Dear Editor,

In March 1998, as the then RSIP Commissioner of Police,I was invited to address a multi-national gathering of senior military officers at a Pacific Armies Management Seminar (PAMS) in Manila, Philippines, when I outlined what I perceived to be the threats to the internal security situation in the Solomon Islands.

I again referred to the threats when I presented evidence during the Solomon Islands and Australia Mutual Aid talks with Australian Defence officials at the Honiara Mendana Hotel in May 1998. (Interestingly, the same, basic, facts used for the intervention of RAMSI in 2003).

The threats focused on the prevailing social conditions in the Honiara settlements and the need for Government action in addressing its policing obligations, given the run-down state of the Royal Solomon Islands Police, particularly, the shortgages in manpower, resources, facilities and equipment.

I also spoke, on both occasions, of the likely threats of future criminal activities including housebreaking and theft, substance abuse, vandalism, unlawful assembly, looting, rioting and even the potential for transnational crime, given the widescale urban drift, unemployment and an underprivileged social class.

It is sad to reflect that given all my early warnings, the Solomon Islands suffered the tragic, wasted years of the inter-island ethnic violence and the outcome of the 2006 April riot report merely paints a more depressing picture of the decline in social standards in the Honiara urban settlements with the threat of rioting re-occuring in the future.

I supported the call for a Commission of Inquiry into the causes of the 2006 riots and I take no comfort from the fact that the police services were found to have been ill-prepared.

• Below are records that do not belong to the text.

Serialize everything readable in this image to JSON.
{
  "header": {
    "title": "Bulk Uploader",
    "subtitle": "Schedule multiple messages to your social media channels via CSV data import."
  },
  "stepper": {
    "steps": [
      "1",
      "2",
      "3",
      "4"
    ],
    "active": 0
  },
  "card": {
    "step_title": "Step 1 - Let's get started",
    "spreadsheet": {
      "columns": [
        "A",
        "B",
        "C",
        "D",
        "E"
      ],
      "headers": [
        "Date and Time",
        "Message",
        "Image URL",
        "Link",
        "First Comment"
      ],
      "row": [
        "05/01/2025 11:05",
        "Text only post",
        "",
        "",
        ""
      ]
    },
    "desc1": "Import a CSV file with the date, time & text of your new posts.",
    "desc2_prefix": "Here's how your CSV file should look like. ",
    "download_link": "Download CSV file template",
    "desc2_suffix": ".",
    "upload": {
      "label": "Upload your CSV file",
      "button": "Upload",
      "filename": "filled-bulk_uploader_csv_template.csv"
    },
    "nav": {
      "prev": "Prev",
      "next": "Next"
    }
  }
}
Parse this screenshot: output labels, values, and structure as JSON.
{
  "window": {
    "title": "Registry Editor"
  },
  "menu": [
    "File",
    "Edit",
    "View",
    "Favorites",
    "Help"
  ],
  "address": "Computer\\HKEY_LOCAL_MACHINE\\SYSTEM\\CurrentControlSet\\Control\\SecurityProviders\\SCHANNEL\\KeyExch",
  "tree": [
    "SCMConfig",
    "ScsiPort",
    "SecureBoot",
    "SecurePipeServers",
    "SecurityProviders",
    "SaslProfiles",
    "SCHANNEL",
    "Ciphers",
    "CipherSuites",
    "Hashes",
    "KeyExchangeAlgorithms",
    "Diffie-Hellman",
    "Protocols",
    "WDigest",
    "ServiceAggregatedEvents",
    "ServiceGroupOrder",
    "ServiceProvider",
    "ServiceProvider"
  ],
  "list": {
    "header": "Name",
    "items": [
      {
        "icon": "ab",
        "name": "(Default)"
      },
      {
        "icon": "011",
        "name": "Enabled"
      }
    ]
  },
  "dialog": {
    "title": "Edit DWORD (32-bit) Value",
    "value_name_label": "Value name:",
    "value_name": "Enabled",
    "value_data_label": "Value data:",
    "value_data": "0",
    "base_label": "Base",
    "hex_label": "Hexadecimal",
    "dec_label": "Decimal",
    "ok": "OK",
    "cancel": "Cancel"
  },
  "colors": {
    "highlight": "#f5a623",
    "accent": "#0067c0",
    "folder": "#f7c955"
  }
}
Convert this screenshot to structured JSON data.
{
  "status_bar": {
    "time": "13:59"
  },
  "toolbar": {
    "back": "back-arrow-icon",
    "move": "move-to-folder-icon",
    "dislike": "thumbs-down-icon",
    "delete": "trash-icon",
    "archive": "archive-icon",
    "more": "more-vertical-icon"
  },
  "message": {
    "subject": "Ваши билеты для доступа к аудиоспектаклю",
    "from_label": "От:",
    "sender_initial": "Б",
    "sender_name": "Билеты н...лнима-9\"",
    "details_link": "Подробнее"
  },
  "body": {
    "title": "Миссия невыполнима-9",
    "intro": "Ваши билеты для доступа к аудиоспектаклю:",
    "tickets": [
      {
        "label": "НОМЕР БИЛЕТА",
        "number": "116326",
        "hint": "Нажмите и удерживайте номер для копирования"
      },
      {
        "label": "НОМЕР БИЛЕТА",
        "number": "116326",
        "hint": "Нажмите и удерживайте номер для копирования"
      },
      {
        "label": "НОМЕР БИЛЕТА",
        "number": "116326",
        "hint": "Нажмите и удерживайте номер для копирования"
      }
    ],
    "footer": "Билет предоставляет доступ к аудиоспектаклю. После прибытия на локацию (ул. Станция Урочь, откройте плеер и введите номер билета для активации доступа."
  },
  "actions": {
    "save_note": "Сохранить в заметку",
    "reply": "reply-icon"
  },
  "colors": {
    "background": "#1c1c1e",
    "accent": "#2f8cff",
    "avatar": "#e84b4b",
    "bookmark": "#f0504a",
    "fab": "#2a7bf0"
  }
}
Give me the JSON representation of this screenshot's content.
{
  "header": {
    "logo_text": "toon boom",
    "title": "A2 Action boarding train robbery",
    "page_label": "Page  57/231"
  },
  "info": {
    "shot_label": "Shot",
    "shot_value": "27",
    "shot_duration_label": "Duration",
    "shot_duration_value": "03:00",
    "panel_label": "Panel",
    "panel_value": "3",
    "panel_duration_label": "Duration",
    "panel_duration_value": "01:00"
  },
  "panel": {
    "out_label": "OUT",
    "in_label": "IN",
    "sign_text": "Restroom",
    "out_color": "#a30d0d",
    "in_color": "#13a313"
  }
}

The senior local officers of the RSIP were aware of the standard laid down procedure for dealing with potential hostilities and it is surprising to me that in the latest RSIP media release the police spokesperson said, "These riots in Honiara in April 2006, the acts of violence - people throwing rocks, arson and other damage in the Chinatown business district - shocked us all."

It was, unfortunately, a common practice for such acts to occur during disturbances in Honiara, especially during crowd disturbances at football matches, over disputed court cases and over land disputes, as well as at settlements on the outskirts of Honiara.

The Royal Solomon Islands Police Force is now said to be better equipped and trained to deal with future trouble and this is welcomed, but it has come at the expense of years of hostilities which divided a nation, the intervention of RAMSI and a Commission of Inquiry with a predictable outcome.

Yours sincerely,
Frank Short